If a line in the entries below contains "time", copy it.

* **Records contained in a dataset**
☆ ☆ ☆ ☆ ☆ ☆ ☆

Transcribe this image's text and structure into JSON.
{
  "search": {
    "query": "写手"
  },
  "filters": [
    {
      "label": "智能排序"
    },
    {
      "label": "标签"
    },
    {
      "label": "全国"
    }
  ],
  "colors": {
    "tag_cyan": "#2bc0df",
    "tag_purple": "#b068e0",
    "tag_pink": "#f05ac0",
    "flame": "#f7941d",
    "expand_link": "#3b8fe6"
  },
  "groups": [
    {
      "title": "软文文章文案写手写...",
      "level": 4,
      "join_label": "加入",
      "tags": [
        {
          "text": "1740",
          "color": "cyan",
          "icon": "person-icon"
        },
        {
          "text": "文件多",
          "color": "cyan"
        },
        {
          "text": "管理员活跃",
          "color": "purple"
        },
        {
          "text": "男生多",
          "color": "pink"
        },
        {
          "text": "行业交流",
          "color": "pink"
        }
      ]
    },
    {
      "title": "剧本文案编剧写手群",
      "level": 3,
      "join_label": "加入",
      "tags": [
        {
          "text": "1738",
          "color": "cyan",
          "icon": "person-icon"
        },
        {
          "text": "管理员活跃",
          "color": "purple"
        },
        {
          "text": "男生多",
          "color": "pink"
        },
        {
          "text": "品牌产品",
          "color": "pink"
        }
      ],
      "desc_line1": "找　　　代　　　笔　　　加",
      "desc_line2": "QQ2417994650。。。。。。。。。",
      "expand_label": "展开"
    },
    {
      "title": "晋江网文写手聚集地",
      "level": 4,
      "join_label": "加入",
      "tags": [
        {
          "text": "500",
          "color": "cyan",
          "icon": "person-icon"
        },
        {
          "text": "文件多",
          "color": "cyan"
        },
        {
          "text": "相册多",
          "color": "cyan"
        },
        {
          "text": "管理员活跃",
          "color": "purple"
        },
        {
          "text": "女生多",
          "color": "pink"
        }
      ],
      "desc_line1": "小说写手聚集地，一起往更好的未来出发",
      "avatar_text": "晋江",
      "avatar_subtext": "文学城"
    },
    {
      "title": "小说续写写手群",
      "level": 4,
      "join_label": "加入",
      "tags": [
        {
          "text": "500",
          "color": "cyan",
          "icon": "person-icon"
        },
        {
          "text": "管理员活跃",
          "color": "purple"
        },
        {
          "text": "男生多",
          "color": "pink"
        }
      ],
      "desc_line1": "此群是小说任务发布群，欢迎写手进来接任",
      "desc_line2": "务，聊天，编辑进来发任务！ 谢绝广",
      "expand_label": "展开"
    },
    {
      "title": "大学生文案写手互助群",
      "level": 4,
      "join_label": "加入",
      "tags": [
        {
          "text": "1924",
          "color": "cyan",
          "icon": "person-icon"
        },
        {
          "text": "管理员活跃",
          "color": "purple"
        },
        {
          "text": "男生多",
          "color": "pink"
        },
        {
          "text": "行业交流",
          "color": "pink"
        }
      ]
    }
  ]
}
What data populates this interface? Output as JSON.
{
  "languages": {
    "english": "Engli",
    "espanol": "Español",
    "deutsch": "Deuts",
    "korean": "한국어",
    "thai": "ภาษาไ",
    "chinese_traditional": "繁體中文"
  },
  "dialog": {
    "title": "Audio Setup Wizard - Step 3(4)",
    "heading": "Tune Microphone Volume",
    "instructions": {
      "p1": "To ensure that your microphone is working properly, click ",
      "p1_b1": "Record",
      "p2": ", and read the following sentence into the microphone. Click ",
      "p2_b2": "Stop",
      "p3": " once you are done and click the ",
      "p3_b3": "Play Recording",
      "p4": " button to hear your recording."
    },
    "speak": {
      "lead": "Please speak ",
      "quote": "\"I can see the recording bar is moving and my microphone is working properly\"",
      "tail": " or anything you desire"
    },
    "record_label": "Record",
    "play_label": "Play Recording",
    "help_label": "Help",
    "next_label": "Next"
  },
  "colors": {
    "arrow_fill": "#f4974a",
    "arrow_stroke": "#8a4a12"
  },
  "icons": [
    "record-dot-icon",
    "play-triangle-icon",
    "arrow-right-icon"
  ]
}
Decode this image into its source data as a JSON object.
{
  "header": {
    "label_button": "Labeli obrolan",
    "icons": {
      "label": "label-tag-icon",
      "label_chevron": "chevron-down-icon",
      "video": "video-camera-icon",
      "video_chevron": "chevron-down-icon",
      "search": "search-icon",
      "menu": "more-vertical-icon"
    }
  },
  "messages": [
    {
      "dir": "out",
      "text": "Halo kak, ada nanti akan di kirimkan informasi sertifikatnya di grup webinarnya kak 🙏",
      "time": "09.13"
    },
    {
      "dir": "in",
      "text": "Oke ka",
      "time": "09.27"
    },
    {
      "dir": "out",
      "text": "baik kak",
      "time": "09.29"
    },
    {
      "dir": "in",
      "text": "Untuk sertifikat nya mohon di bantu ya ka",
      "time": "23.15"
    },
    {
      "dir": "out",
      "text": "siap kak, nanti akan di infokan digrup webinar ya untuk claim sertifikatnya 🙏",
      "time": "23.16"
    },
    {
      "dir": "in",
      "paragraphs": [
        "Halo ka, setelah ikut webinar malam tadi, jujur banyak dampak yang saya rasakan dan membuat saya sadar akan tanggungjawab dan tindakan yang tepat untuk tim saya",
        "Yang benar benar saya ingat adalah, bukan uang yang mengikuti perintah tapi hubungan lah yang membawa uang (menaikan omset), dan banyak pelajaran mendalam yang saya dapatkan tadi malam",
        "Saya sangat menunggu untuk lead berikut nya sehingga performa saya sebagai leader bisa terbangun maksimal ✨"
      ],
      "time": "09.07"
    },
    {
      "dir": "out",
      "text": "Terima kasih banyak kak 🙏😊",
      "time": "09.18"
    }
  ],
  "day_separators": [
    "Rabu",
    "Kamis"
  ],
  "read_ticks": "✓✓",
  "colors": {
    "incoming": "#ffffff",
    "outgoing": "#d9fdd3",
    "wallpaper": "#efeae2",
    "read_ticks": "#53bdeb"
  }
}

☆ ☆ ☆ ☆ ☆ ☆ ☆

* **Solution**
      "time": "09.13"
      "time": "09.27"
      "time": "09.29"
      "time": "23.15"
      "time": "23.16"
      "time": "09.07"
      "time": "09.18"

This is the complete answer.